Wednesday, November 3, 2010

GSON: JSON in just two lines of code

The increased use of JSON for data exchange has resulted in the emergence of several libraries to handle it. GSON, google's API, allows the production of JSON strings from Objects and Objects from JSON strings quite easily. However, additional steps must be performed when the Object implements Collections of items that are not primitive.

In this post we will have a simple example with no Collections. We'll convert Object to JSON and then JSON to Object.

GSON can be downloaded from:

It's a .jar file wich you can add to your project. GSON uses the Java Refelction API in order to generate the JSON Strings in just two lines of code! two lines!

Note: Due to the use of the Java Reflection API, GSON can't be used in Java ME, but it is a very good choice if you want to produce JSON Strings of an Object at server side and then send it to a mobile client.

The Java Classes we will use during the example are:

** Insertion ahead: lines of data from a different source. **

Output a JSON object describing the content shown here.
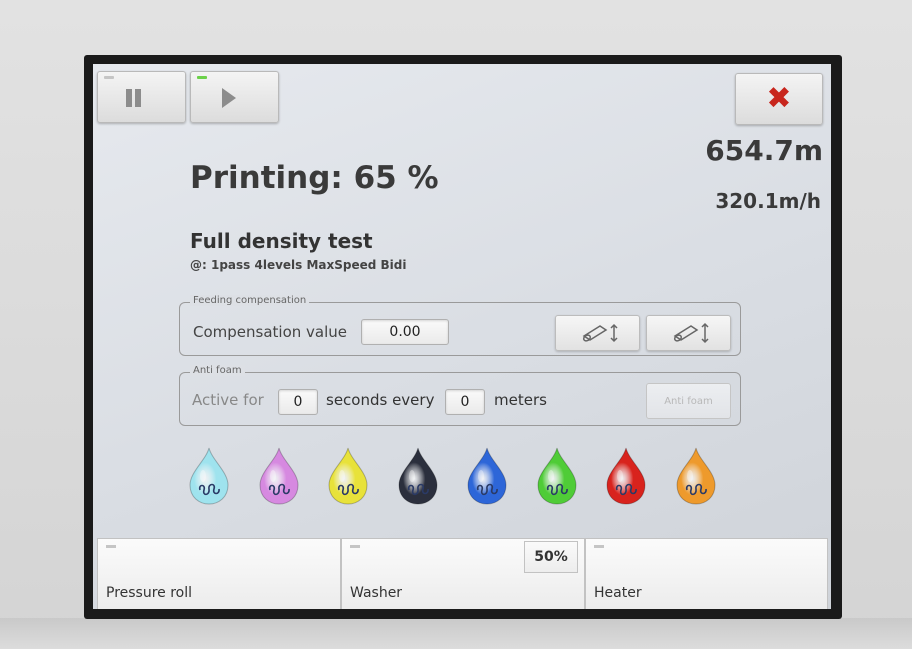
{
  "toolbar": {
    "pause_icon": "pause-icon",
    "play_icon": "play-icon",
    "close_icon": "close-icon",
    "close_color": "#c8261d",
    "play_led_color": "#6cd14a",
    "pause_led_color": "#c5c5c5"
  },
  "job": {
    "status": "Printing: 65 %",
    "progress_percent": 65,
    "meters": "654.7m",
    "speed": "320.1m/h",
    "title": "Full density test",
    "mode": "@: 1pass 4levels MaxSpeed Bidi"
  },
  "feeding_compensation": {
    "legend": "Feeding compensation",
    "label": "Compensation value",
    "value": "0.00",
    "buttons": [
      "feed-roll-decrease-icon",
      "feed-roll-increase-icon"
    ]
  },
  "anti_foam": {
    "legend": "Anti foam",
    "active_for_label": "Active for",
    "seconds_value": "0",
    "seconds_every_label": "seconds every",
    "meters_value": "0",
    "meters_label": "meters",
    "button_label": "Anti foam"
  },
  "inks": [
    {
      "name": "light-cyan-ink-icon",
      "color": "#9fe3ee"
    },
    {
      "name": "light-magenta-ink-icon",
      "color": "#d689e0"
    },
    {
      "name": "yellow-ink-icon",
      "color": "#e8e23a"
    },
    {
      "name": "black-ink-icon",
      "color": "#2b2f3d"
    },
    {
      "name": "cyan-ink-icon",
      "color": "#2d66d8"
    },
    {
      "name": "green-ink-icon",
      "color": "#4fcc37"
    },
    {
      "name": "red-ink-icon",
      "color": "#d8231d"
    },
    {
      "name": "orange-ink-icon",
      "color": "#ee9a2c"
    }
  ],
  "bottom": {
    "pressure_roll": "Pressure roll",
    "washer": "Washer",
    "washer_percent": "50%",
    "heater": "Heater"
  }
}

import java.util.Date;
public class Book
/** Name of the book*/
private String name;

/** number of pages*/
private Integer numPages;

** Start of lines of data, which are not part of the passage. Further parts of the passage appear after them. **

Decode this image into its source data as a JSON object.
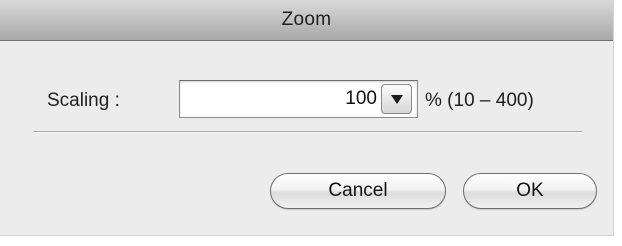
{
  "dialog": {
    "title": "Zoom"
  },
  "scaling": {
    "label": "Scaling :",
    "value": "100",
    "range_text": "% (10 – 400)"
  },
  "icons": {
    "dropdown": "chevron-down-icon"
  },
  "buttons": {
    "cancel_label": "Cancel",
    "ok_label": "OK"
  }
}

/** How much the book costs*/
private Double cost;

/**authors's names*/
private String[] authors;

/** Publication Date*/
private Date published;

//Constructor, Getters and Setters...

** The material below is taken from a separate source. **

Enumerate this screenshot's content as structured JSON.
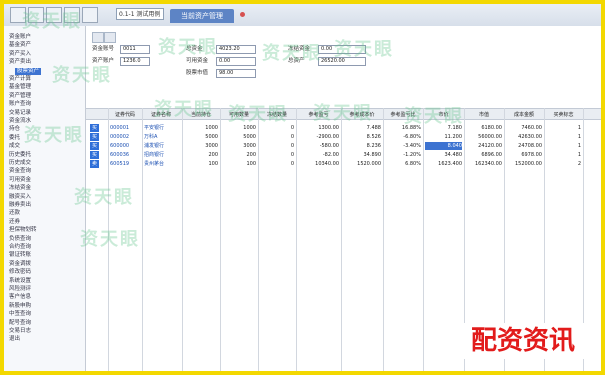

import java.util.Date;
public class Control
public static void main(String[] args)
//create a book
         Book myBook = new Book();
         myBook.setName("Java and JSON");
         myBook.setAuthors(new String[]{"Alexis López", "Duke"});
         myBook.setPublished(new Date());

//Convert myBook to JSON using GSON
         Gson gson = new Gson();
         String json = gson.toJson(myBook);

//print the result
System.out.println("*** MyBook as JSON ***");

         //Map JSON text to a new book
         Book newBook = gson.fromJson(json, Book.class);

         //print some attributes of the new book
System.out.println("*** NewBook from JSON ***");
         System.out.println("Name = " + newBook.getName());
         System.out.println("Authors = " + Arrays.toString(newBook.getAuthors()));
         System.out.println("Number of pages = " + newBook.getNumPages());
         System.out.println("Publication date = " + newBook.getPublished());

Once the Control class has been run, you will notice in the console the JSON String of the Object myBook:

{"name":"Java and JSON","numPages":2,"cost":1.5,"authors":["Alexis López","Duke"],"published":"3/11/2010 09:42:06 AM"}

Also, you will notice the information of the new book (newBook) mapped from the MyBook JSON String:

Name = Java and JSON
Authors = [Alexis López, Duke]
Number of pages = 2
Publication date = Wed Nov 03 09:42:06 GMT-05:00 2010

As I mentioned at the beginning of the post, when the object in question contains among its attributes a Collection, you should consider this:

- Producing the JSON string is the same as we saw in the example above.
- Mapping Objects from the JSON String requires additional steps, especially because it is not possible to recognize the type of Generics used for collection from the plain text (JSON).

In a future post, we will extend the example to clarify this.

See you soon!


google-gson. August 19 de 2010. Google Code [online]. Available from Internet: [accessed on October the 26th 2010].